Your assignment –
Line by line, copy out the entries exactly and leave the pictures behind.

(Stored data entries)
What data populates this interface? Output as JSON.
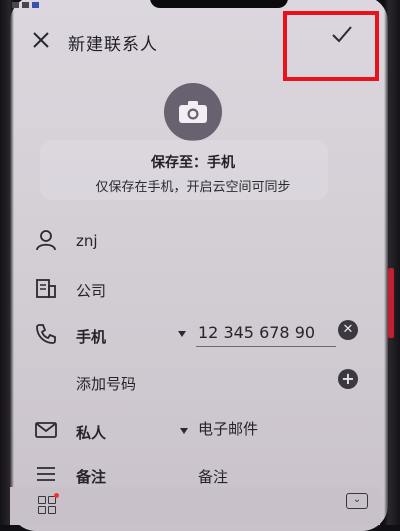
{
  "header": {
    "close_icon": "close-icon",
    "title": "新建联系人",
    "confirm_icon": "check-icon"
  },
  "avatar": {
    "icon": "camera-icon"
  },
  "save_location": {
    "title": "保存至：手机",
    "subtitle": "仅保存在手机，开启云空间可同步"
  },
  "form": {
    "name": {
      "icon": "person-icon",
      "value": "znj"
    },
    "company": {
      "icon": "company-icon",
      "placeholder": "公司"
    },
    "phone": {
      "icon": "phone-icon",
      "type_label": "手机",
      "value": "12 345 678 90",
      "clear_icon": "clear-icon"
    },
    "add_number": {
      "label": "添加号码",
      "icon": "plus-icon"
    },
    "email": {
      "icon": "mail-icon",
      "type_label": "私人",
      "placeholder": "电子邮件"
    },
    "notes": {
      "icon": "notes-icon",
      "type_label": "备注",
      "placeholder": "备注"
    }
  },
  "bottom_bar": {
    "apps_icon": "apps-grid-icon",
    "keyboard_icon": "keyboard-hide-icon"
  },
  "colors": {
    "highlight": "#e8121c",
    "background": "#d6d0d8",
    "text": "#222026"
  }
}
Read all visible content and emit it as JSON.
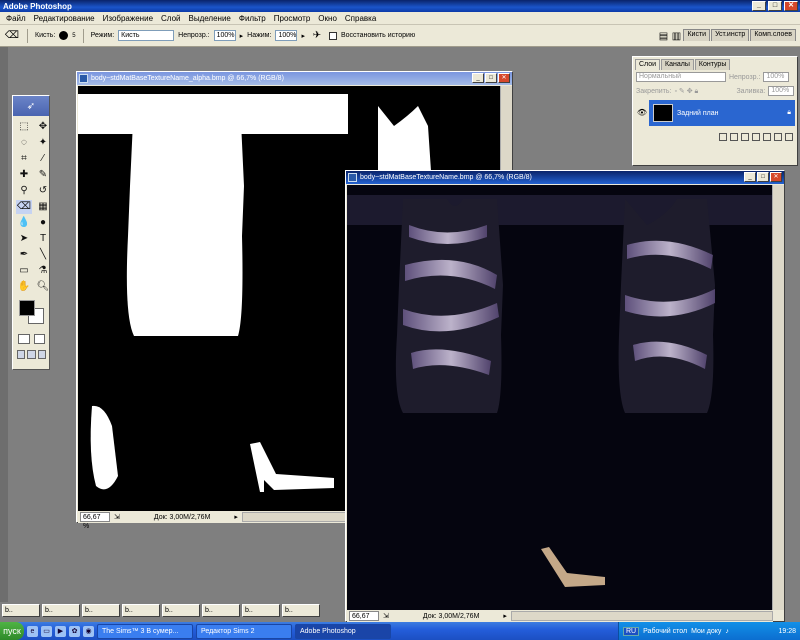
{
  "app": {
    "title": "Adobe Photoshop",
    "window_buttons": [
      "_",
      "□",
      "✕"
    ]
  },
  "menu": [
    "Файл",
    "Редактирование",
    "Изображение",
    "Слой",
    "Выделение",
    "Фильтр",
    "Просмотр",
    "Окно",
    "Справка"
  ],
  "options": {
    "brush_label": "Кисть:",
    "brush_size": "5",
    "mode_label": "Режим:",
    "mode_value": "Кисть",
    "opacity_label": "Непрозр.:",
    "opacity_value": "100%",
    "pressure_label": "Нажим:",
    "pressure_value": "100%",
    "restore_history_label": "Восстановить историю"
  },
  "palette_well": [
    "Кисти",
    "Уст.инстр",
    "Комп.слоев"
  ],
  "doc1": {
    "title": "body~stdMatBaseTextureName_alpha.bmp @ 66,7% (RGB/8)",
    "zoom": "66,67 %",
    "doc_info": "Док: 3,00M/2,76M"
  },
  "doc2": {
    "title": "body~stdMatBaseTextureName.bmp @ 66,7% (RGB/8)",
    "zoom": "66,67 %",
    "doc_info": "Док: 3,00M/2,76M"
  },
  "layers_panel": {
    "tabs": [
      "Слои",
      "Каналы",
      "Контуры"
    ],
    "blend_mode": "Нормальный",
    "opacity_label": "Непрозр.:",
    "opacity_value": "100%",
    "lock_label": "Закрепить:",
    "fill_label": "Заливка:",
    "fill_value": "100%",
    "layer_name": "Задний план"
  },
  "minimized_docs": [
    "b..",
    "b..",
    "b..",
    "b..",
    "b..",
    "b..",
    "b..",
    "b.."
  ],
  "taskbar": {
    "start_label": "пуск",
    "buttons": [
      "The Sims™ 3 В сумер...",
      "Редактор Sims 2",
      "Adobe Photoshop"
    ],
    "language": "RU",
    "desktop_label": "Рабочий стол",
    "docs_label": "Мои доку",
    "clock": "19:28"
  },
  "colors": {
    "accent": "#0a246a",
    "selected_layer": "#2a66d0"
  }
}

Answer box –
What data populates this interface? Output as JSON.
{
  "header": {
    "close_icon": "close-icon",
    "title": "新建联系人",
    "confirm_icon": "check-icon"
  },
  "avatar": {
    "icon": "camera-icon"
  },
  "save_location": {
    "title": "保存至：手机",
    "subtitle": "仅保存在手机，开启云空间可同步"
  },
  "form": {
    "name": {
      "icon": "person-icon",
      "value": "znj"
    },
    "company": {
      "icon": "company-icon",
      "placeholder": "公司"
    },
    "phone": {
      "icon": "phone-icon",
      "type_label": "手机",
      "value": "12 345 678 90",
      "clear_icon": "clear-icon"
    },
    "add_number": {
      "label": "添加号码",
      "icon": "plus-icon"
    },
    "email": {
      "icon": "mail-icon",
      "type_label": "私人",
      "placeholder": "电子邮件"
    },
    "notes": {
      "icon": "notes-icon",
      "type_label": "备注",
      "placeholder": "备注"
    }
  },
  "bottom_bar": {
    "apps_icon": "apps-grid-icon",
    "keyboard_icon": "keyboard-hide-icon"
  },
  "colors": {
    "highlight": "#e8121c",
    "background": "#d6d0d8",
    "text": "#222026"
  }
}
Read all visible content and emit it as JSON.
{
  "app": {
    "title": "Adobe Photoshop",
    "window_buttons": [
      "_",
      "□",
      "✕"
    ]
  },
  "menu": [
    "Файл",
    "Редактирование",
    "Изображение",
    "Слой",
    "Выделение",
    "Фильтр",
    "Просмотр",
    "Окно",
    "Справка"
  ],
  "options": {
    "brush_label": "Кисть:",
    "brush_size": "5",
    "mode_label": "Режим:",
    "mode_value": "Кисть",
    "opacity_label": "Непрозр.:",
    "opacity_value": "100%",
    "pressure_label": "Нажим:",
    "pressure_value": "100%",
    "restore_history_label": "Восстановить историю"
  },
  "palette_well": [
    "Кисти",
    "Уст.инстр",
    "Комп.слоев"
  ],
  "doc1": {
    "title": "body~stdMatBaseTextureName_alpha.bmp @ 66,7% (RGB/8)",
    "zoom": "66,67 %",
    "doc_info": "Док: 3,00M/2,76M"
  },
  "doc2": {
    "title": "body~stdMatBaseTextureName.bmp @ 66,7% (RGB/8)",
    "zoom": "66,67 %",
    "doc_info": "Док: 3,00M/2,76M"
  },
  "layers_panel": {
    "tabs": [
      "Слои",
      "Каналы",
      "Контуры"
    ],
    "blend_mode": "Нормальный",
    "opacity_label": "Непрозр.:",
    "opacity_value": "100%",
    "lock_label": "Закрепить:",
    "fill_label": "Заливка:",
    "fill_value": "100%",
    "layer_name": "Задний план"
  },
  "minimized_docs": [
    "b..",
    "b..",
    "b..",
    "b..",
    "b..",
    "b..",
    "b..",
    "b.."
  ],
  "taskbar": {
    "start_label": "пуск",
    "buttons": [
      "The Sims™ 3 В сумер...",
      "Редактор Sims 2",
      "Adobe Photoshop"
    ],
    "language": "RU",
    "desktop_label": "Рабочий стол",
    "docs_label": "Мои доку",
    "clock": "19:28"
  },
  "colors": {
    "accent": "#0a246a",
    "selected_layer": "#2a66d0"
  }
}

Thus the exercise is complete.